Segment Start: MATERIAL PROVIDED
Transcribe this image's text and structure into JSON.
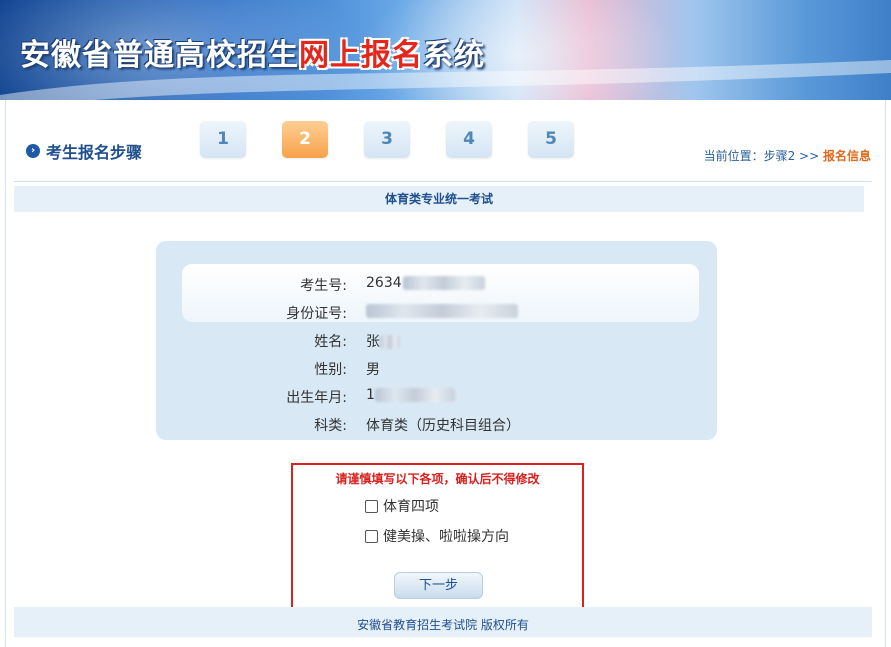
{
  "banner": {
    "title_part1": "安徽省普通高校招生",
    "title_highlight": "网上报名",
    "title_part2": "系统"
  },
  "steps": {
    "title": "考生报名步骤",
    "items": [
      "1",
      "2",
      "3",
      "4",
      "5"
    ],
    "active_index": 1
  },
  "location": {
    "prefix": "当前位置：步骤2 >> ",
    "current": "报名信息"
  },
  "section_title": "体育类专业统一考试",
  "info": {
    "rows": [
      {
        "label": "考生号:",
        "value": "2634"
      },
      {
        "label": "身份证号:",
        "value": ""
      },
      {
        "label": "姓名:",
        "value": "张"
      },
      {
        "label": "性别:",
        "value": "男"
      },
      {
        "label": "出生年月:",
        "value": "1"
      },
      {
        "label": "科类:",
        "value": "体育类（历史科目组合）"
      }
    ]
  },
  "form": {
    "warning": "请谨慎填写以下各项，确认后不得修改",
    "options": [
      "体育四项",
      "健美操、啦啦操方向"
    ],
    "next_button": "下一步"
  },
  "footer": "安徽省教育招生考试院 版权所有",
  "colors": {
    "accent_blue": "#1f4f8f",
    "active_step": "#f6a24a",
    "warning_red": "#d9221f"
  }
}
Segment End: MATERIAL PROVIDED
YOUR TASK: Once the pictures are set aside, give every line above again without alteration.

ANSWER TO THIS TASK:
Transcribe this image's text and structure into JSON.
{
  "banner": {
    "title_part1": "安徽省普通高校招生",
    "title_highlight": "网上报名",
    "title_part2": "系统"
  },
  "steps": {
    "title": "考生报名步骤",
    "items": [
      "1",
      "2",
      "3",
      "4",
      "5"
    ],
    "active_index": 1
  },
  "location": {
    "prefix": "当前位置：步骤2 >> ",
    "current": "报名信息"
  },
  "section_title": "体育类专业统一考试",
  "info": {
    "rows": [
      {
        "label": "考生号:",
        "value": "2634"
      },
      {
        "label": "身份证号:",
        "value": ""
      },
      {
        "label": "姓名:",
        "value": "张"
      },
      {
        "label": "性别:",
        "value": "男"
      },
      {
        "label": "出生年月:",
        "value": "1"
      },
      {
        "label": "科类:",
        "value": "体育类（历史科目组合）"
      }
    ]
  },
  "form": {
    "warning": "请谨慎填写以下各项，确认后不得修改",
    "options": [
      "体育四项",
      "健美操、啦啦操方向"
    ],
    "next_button": "下一步"
  },
  "footer": "安徽省教育招生考试院 版权所有",
  "colors": {
    "accent_blue": "#1f4f8f",
    "active_step": "#f6a24a",
    "warning_red": "#d9221f"
  }
}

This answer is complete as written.